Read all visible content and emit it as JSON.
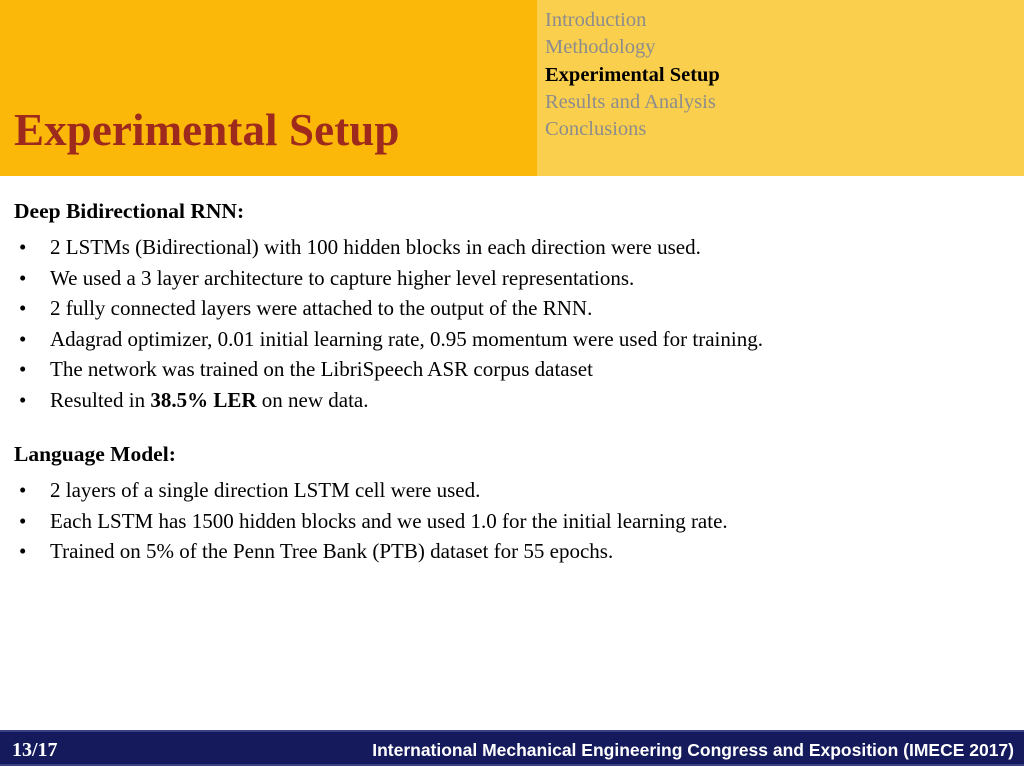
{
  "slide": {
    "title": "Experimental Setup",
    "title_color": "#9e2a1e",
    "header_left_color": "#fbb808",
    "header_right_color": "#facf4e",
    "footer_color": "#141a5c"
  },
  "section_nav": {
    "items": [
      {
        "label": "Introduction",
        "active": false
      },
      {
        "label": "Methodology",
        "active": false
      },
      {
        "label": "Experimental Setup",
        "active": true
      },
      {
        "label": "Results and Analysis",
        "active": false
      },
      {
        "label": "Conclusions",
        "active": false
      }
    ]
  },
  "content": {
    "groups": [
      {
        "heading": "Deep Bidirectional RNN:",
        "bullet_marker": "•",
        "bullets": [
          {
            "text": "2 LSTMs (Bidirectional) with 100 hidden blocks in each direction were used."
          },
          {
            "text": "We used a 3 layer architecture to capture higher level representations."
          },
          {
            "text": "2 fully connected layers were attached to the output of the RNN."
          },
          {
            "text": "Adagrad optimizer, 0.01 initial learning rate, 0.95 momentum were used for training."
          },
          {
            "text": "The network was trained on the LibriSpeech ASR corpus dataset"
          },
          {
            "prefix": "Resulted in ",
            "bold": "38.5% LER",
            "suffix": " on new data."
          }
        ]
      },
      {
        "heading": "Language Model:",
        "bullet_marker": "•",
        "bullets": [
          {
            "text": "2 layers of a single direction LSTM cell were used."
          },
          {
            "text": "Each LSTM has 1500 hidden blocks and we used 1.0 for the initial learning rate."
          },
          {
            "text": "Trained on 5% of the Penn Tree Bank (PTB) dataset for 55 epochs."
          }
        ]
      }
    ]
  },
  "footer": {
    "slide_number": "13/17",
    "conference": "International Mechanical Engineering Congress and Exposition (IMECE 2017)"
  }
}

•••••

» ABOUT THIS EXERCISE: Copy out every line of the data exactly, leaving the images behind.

» RESULT:
Read all visible content and emit it as JSON.
{
  "slide": {
    "title": "Experimental Setup",
    "title_color": "#9e2a1e",
    "header_left_color": "#fbb808",
    "header_right_color": "#facf4e",
    "footer_color": "#141a5c"
  },
  "section_nav": {
    "items": [
      {
        "label": "Introduction",
        "active": false
      },
      {
        "label": "Methodology",
        "active": false
      },
      {
        "label": "Experimental Setup",
        "active": true
      },
      {
        "label": "Results and Analysis",
        "active": false
      },
      {
        "label": "Conclusions",
        "active": false
      }
    ]
  },
  "content": {
    "groups": [
      {
        "heading": "Deep Bidirectional RNN:",
        "bullet_marker": "•",
        "bullets": [
          {
            "text": "2 LSTMs (Bidirectional) with 100 hidden blocks in each direction were used."
          },
          {
            "text": "We used a 3 layer architecture to capture higher level representations."
          },
          {
            "text": "2 fully connected layers were attached to the output of the RNN."
          },
          {
            "text": "Adagrad optimizer, 0.01 initial learning rate, 0.95 momentum were used for training."
          },
          {
            "text": "The network was trained on the LibriSpeech ASR corpus dataset"
          },
          {
            "prefix": "Resulted in ",
            "bold": "38.5% LER",
            "suffix": " on new data."
          }
        ]
      },
      {
        "heading": "Language Model:",
        "bullet_marker": "•",
        "bullets": [
          {
            "text": "2 layers of a single direction LSTM cell were used."
          },
          {
            "text": "Each LSTM has 1500 hidden blocks and we used 1.0 for the initial learning rate."
          },
          {
            "text": "Trained on 5% of the Penn Tree Bank (PTB) dataset for 55 epochs."
          }
        ]
      }
    ]
  },
  "footer": {
    "slide_number": "13/17",
    "conference": "International Mechanical Engineering Congress and Exposition (IMECE 2017)"
  }
}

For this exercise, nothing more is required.